TASK DESCRIPTION: Return each line below holding the string "Spring".

RECORD SET:
________________________

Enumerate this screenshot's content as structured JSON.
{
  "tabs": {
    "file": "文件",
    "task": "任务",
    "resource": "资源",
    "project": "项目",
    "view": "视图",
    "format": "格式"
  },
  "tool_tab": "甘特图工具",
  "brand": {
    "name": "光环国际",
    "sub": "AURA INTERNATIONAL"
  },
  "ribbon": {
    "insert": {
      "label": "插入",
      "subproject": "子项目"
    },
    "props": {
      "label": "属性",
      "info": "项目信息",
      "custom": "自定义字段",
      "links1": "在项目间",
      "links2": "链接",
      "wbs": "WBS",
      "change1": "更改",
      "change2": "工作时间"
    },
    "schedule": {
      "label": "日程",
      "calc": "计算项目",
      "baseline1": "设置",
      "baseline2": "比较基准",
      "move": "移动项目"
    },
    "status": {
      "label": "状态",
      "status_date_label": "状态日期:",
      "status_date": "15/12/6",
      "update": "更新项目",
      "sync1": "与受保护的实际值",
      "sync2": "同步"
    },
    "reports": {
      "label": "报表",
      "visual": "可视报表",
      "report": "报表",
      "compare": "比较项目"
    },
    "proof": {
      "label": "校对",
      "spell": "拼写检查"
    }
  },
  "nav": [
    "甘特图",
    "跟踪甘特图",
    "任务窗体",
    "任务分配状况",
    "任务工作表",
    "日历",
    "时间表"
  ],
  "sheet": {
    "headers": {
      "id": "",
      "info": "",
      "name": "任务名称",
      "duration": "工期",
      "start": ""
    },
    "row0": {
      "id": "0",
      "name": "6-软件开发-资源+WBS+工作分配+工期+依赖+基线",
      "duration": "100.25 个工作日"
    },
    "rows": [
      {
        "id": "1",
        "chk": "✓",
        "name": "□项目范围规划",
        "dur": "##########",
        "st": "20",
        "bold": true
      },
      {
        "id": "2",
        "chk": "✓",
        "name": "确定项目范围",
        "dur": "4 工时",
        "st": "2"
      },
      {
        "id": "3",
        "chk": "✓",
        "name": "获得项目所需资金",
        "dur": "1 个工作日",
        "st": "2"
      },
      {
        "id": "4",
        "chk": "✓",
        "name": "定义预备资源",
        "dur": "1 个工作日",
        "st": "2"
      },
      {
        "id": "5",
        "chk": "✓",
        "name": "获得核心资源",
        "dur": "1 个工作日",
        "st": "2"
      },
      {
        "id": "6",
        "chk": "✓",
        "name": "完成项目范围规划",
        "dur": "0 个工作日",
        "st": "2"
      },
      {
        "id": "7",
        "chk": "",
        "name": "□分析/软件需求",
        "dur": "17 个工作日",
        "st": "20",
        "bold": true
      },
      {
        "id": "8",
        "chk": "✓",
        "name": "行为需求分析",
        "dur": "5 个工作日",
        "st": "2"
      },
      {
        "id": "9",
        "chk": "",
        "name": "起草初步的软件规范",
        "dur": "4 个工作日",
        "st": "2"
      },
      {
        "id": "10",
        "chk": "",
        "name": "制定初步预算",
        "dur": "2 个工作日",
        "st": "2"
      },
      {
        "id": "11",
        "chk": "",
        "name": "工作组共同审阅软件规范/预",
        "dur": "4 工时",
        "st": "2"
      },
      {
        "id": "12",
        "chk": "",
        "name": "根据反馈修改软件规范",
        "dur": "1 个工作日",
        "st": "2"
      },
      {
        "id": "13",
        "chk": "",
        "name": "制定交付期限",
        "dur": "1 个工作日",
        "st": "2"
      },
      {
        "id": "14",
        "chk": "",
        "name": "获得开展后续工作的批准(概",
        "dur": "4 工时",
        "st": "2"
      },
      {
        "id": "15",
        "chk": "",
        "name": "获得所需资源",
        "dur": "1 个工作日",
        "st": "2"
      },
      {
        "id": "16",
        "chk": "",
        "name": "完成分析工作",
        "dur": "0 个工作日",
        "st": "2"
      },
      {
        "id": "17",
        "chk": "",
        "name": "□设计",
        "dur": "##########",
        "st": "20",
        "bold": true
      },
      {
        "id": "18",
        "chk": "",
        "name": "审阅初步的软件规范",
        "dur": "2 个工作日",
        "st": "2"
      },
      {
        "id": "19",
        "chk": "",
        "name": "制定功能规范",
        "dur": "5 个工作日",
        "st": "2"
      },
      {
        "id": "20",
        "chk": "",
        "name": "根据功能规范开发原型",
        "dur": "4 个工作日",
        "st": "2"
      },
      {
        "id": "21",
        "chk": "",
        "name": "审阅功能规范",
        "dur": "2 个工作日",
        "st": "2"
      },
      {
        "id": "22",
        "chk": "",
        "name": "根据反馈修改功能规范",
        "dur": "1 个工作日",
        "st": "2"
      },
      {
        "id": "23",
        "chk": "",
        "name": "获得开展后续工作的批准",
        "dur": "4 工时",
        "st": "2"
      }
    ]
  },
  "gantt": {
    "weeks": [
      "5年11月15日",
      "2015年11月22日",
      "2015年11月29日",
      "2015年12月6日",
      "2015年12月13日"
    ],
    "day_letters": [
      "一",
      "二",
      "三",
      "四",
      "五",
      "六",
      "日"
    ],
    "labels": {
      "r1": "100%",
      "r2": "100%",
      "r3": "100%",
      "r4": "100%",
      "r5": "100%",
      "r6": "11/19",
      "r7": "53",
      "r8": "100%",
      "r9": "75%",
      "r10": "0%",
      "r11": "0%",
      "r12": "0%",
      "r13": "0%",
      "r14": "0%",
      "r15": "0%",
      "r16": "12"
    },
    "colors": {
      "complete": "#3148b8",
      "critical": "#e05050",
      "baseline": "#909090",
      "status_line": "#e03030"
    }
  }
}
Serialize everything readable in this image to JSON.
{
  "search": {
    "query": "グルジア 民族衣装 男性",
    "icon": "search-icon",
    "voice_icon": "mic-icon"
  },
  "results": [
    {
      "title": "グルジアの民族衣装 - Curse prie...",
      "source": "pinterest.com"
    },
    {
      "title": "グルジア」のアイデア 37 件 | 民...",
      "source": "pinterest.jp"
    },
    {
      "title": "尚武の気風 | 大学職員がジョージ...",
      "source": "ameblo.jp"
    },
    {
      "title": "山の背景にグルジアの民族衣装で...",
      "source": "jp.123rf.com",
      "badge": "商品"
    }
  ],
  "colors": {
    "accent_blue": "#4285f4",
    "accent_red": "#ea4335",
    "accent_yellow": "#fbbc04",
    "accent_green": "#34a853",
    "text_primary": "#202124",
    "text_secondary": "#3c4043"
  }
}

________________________

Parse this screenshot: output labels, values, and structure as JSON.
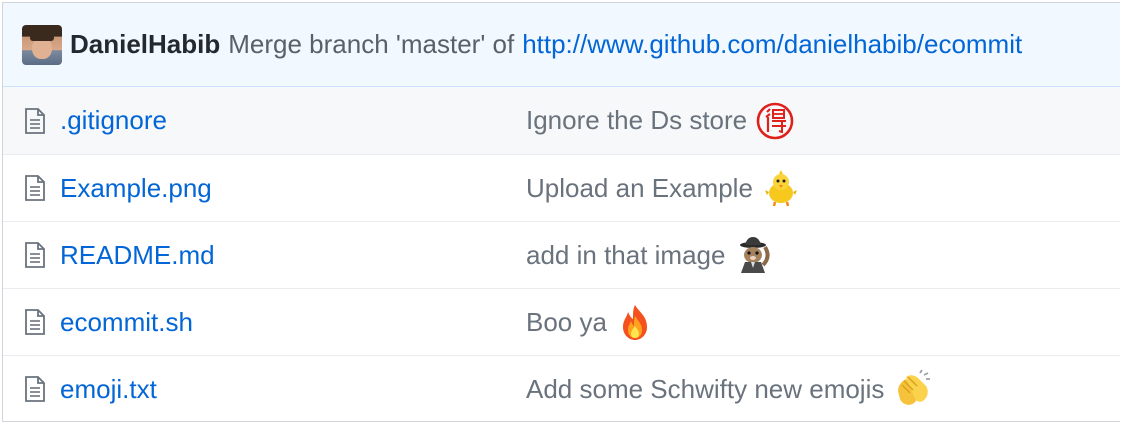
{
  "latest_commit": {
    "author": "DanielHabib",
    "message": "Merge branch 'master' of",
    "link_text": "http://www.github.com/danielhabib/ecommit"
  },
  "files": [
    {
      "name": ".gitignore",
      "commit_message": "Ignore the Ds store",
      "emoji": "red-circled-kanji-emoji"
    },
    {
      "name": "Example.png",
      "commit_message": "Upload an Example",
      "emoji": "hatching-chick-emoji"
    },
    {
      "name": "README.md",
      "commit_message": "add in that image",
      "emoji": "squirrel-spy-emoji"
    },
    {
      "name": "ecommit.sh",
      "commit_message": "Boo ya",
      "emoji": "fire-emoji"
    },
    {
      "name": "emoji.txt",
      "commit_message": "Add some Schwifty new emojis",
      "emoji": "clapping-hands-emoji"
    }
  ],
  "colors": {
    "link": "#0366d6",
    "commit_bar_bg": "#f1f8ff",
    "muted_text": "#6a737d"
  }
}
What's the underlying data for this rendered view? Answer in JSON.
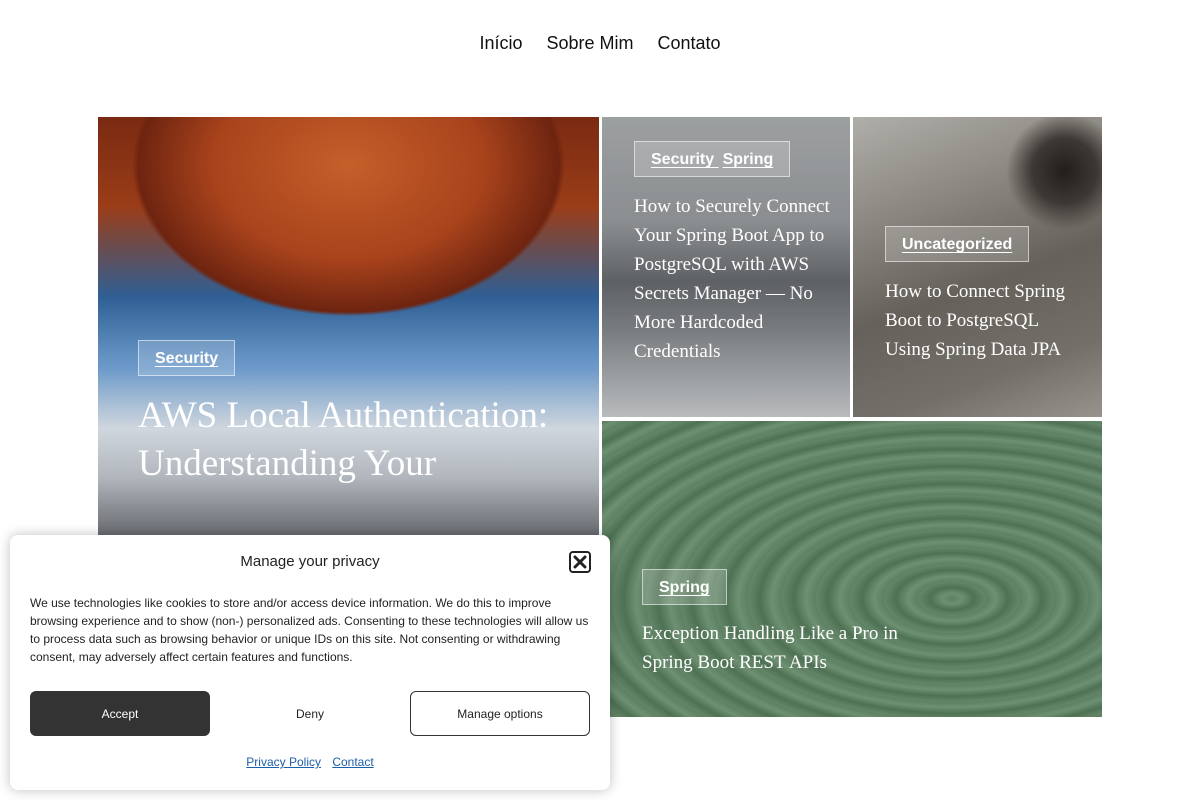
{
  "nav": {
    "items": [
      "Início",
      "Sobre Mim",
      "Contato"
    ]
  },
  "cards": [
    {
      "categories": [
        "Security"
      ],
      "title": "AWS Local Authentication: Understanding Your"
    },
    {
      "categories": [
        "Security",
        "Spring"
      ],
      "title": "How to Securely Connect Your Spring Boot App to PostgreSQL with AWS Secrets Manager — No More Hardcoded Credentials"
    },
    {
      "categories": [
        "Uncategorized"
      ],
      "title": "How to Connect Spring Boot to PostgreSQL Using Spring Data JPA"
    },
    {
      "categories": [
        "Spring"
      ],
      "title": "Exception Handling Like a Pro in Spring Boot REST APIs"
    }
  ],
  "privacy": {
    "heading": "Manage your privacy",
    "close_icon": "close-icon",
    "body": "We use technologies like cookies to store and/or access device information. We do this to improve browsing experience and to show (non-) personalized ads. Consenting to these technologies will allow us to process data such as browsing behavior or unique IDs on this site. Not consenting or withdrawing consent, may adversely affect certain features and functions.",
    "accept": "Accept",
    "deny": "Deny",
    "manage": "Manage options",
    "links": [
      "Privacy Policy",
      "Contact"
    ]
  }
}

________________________

REPLY:
        "Spring"
      "title": "How to Securely Connect Your Spring Boot App to PostgreSQL with AWS Secrets Manager — No More Hardcoded Credentials"
      "title": "How to Connect Spring Boot to PostgreSQL Using Spring Data JPA"
        "Spring"
      "title": "Exception Handling Like a Pro in Spring Boot REST APIs"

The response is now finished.